Donne is a particularly fine example of this: he is seen as the original ‘coterie poet’, and the evidence of this sharing of creativity in non-printed form may be seen in the individual lyrics by Donne in circulation at this time that survive in no fewer than 70 manuscript variants (Marotti (1986); Todd and Wilcox, 187). However, many other authors were increasingly turning to print publication in order to make a greater impact on patrons, to achieve a wider readership and to take advantage of the great boom in the buying and selling of texts.
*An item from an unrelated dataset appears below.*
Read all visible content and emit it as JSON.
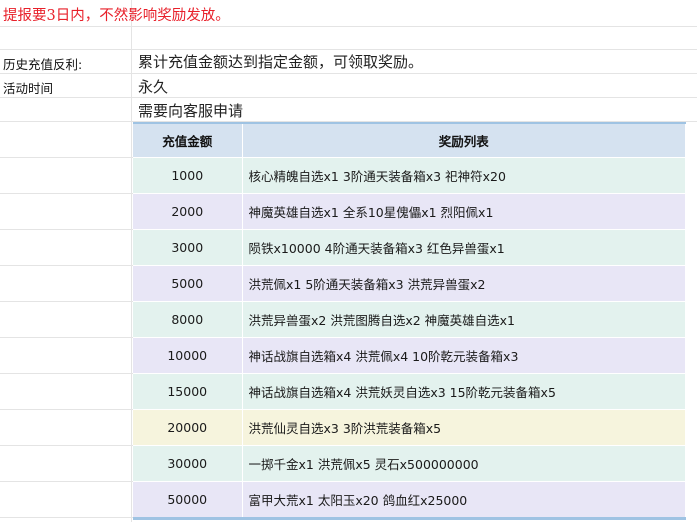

Inigo Jones’s designs radically suggest inclusion rather than opposition: the rocks of the opening scene are not removed before the main action begins but instead open to reveal Oberon’s palace within them (Figure 1). Jonson uses the term ‘discovery’ for this scene change, implying a process of uncovering or showing forth what has been present all along: ‘There the whole Scene opened, and within was discouer’d the Frontispice of a bright and glorious Palace, whose gates and walls were transparent’ (Jonson 7 (1941), 346).
If authorship does not offer itself as an appropriate category for grouping early modern texts together, we could instead take a tour of the works of 1611 determined by their location – that is, to group works together on the basis of the places in which they were created, performed or received. This would lead us to the court, the church, the theatre, the city and the household in a vivid appreciation of the material culture of early modern English writing, allowing us to enter, as far as possible, the original contexts of these works.